▶ _Source records_
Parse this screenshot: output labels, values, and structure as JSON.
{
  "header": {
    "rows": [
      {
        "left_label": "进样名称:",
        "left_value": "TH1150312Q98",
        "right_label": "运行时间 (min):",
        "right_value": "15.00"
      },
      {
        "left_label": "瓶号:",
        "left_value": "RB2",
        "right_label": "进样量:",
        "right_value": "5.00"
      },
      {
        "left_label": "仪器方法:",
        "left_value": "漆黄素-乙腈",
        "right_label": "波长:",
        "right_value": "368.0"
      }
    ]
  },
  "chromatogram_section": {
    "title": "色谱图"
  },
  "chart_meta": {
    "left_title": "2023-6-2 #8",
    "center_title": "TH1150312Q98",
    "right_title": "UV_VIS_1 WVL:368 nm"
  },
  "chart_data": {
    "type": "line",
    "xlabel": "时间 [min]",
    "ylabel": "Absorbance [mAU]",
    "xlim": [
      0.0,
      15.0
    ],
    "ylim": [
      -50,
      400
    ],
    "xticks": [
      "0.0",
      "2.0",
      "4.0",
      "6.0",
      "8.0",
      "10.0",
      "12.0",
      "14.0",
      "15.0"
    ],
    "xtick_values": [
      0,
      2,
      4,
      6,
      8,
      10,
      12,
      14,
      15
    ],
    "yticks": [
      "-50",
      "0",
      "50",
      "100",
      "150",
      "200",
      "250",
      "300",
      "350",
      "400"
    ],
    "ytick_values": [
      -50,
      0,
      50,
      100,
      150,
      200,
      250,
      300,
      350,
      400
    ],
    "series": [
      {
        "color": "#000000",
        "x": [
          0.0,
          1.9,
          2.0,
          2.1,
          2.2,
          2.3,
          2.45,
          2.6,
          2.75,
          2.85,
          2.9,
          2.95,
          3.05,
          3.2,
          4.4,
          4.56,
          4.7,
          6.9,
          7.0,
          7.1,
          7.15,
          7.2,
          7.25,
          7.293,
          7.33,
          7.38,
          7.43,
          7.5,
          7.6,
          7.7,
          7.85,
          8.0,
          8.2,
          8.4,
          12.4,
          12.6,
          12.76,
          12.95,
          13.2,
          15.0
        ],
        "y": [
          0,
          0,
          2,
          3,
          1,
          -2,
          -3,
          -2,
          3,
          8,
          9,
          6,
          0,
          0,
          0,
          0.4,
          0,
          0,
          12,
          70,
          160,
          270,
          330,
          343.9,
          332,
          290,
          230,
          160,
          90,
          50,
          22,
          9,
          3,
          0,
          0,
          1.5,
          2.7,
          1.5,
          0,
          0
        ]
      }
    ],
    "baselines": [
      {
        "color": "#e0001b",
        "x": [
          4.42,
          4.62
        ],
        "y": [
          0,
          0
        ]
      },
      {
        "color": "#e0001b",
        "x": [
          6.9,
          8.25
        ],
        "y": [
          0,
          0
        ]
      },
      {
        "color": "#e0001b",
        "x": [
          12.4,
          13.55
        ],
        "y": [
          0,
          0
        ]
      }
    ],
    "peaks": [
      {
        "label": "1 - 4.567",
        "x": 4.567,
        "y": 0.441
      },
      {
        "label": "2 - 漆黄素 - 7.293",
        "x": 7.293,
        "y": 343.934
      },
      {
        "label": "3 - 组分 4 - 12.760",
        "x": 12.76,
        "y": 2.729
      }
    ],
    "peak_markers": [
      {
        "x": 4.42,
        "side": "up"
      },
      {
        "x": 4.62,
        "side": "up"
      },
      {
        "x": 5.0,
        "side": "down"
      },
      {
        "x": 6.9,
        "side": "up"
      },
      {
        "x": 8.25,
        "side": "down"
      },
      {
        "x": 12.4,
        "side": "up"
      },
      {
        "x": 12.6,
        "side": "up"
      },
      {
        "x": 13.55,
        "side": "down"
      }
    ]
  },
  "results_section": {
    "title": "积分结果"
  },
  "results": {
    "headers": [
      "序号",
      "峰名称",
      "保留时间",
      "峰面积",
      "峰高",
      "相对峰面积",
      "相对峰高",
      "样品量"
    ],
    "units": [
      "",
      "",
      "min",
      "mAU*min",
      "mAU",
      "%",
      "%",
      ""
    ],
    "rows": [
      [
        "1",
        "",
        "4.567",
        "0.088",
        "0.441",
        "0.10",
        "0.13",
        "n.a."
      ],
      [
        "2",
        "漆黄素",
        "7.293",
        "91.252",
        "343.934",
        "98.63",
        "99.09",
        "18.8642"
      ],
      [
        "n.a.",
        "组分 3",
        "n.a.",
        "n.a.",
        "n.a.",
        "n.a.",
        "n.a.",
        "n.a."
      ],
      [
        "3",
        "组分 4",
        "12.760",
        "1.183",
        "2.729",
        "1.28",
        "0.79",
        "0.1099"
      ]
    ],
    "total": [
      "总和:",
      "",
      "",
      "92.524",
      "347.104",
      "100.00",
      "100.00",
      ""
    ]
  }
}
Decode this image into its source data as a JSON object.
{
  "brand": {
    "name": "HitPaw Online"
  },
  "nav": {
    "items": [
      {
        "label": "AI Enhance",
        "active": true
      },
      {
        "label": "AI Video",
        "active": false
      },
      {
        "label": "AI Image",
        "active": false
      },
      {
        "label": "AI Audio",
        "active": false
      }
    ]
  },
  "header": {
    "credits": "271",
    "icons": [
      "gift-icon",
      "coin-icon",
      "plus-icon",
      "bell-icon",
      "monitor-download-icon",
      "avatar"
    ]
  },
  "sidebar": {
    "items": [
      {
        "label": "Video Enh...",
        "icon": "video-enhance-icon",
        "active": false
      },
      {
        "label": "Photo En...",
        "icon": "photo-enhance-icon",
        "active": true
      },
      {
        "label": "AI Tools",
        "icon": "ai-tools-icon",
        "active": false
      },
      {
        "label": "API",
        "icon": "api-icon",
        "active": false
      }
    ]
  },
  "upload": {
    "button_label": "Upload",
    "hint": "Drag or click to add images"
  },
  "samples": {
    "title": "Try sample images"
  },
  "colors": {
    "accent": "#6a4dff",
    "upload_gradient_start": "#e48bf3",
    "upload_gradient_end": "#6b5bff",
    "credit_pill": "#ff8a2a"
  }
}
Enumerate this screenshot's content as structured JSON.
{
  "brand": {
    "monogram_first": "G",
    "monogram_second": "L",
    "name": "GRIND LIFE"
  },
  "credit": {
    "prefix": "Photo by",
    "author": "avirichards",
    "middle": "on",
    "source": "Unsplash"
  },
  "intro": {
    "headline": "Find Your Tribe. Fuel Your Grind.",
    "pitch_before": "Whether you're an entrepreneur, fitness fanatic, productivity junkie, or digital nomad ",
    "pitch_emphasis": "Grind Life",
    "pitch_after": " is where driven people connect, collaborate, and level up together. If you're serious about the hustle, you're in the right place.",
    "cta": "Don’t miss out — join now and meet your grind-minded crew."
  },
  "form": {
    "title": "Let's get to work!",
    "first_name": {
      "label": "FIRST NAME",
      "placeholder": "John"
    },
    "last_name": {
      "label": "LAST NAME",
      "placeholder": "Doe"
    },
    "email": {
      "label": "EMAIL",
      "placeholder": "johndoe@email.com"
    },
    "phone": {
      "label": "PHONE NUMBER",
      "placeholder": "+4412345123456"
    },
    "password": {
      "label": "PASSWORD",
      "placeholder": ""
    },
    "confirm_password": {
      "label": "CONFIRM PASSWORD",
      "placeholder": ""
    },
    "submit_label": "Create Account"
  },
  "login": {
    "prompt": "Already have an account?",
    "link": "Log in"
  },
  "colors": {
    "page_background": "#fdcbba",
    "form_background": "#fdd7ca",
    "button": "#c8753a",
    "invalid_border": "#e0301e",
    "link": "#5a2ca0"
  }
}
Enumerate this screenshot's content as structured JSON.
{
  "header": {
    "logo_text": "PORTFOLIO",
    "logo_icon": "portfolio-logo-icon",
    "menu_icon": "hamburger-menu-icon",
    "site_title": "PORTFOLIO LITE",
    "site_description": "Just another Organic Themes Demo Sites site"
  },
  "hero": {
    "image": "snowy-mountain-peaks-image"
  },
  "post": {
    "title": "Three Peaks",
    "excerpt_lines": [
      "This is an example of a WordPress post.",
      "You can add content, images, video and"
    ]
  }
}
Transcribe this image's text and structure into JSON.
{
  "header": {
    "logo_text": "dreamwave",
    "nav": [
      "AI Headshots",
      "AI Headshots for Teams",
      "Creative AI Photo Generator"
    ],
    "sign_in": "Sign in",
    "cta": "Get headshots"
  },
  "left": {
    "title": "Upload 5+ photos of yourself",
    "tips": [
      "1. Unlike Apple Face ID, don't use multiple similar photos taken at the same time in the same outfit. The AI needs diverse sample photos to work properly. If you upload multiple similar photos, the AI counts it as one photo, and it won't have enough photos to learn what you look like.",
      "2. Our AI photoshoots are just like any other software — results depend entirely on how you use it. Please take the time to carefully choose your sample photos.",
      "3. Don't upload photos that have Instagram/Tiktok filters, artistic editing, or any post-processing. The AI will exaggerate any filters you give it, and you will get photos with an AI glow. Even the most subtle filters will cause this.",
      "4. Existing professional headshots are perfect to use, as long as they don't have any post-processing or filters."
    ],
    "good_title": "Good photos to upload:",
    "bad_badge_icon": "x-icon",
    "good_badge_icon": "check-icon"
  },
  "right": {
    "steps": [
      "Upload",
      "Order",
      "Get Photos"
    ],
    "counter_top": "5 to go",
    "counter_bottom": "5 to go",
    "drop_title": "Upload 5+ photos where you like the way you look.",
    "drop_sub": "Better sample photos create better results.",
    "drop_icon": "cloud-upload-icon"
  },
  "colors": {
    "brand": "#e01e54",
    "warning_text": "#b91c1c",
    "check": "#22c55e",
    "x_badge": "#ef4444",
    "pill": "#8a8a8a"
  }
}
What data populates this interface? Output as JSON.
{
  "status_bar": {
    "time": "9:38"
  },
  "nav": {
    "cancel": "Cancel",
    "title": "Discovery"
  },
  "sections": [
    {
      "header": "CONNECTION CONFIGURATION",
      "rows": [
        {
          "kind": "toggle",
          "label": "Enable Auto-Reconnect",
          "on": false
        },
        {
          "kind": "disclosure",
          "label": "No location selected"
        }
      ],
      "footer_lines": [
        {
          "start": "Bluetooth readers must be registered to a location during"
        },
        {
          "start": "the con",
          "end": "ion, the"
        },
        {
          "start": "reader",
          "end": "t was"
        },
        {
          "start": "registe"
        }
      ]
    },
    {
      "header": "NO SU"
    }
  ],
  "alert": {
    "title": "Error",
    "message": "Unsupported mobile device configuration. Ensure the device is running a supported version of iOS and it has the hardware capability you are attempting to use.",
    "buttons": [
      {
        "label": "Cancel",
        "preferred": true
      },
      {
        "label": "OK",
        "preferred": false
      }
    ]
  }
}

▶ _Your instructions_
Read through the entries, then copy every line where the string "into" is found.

▶ _Exercise result_
Decode this image into its source data as a JSON object.
Transcribe this image's text and structure into JSON.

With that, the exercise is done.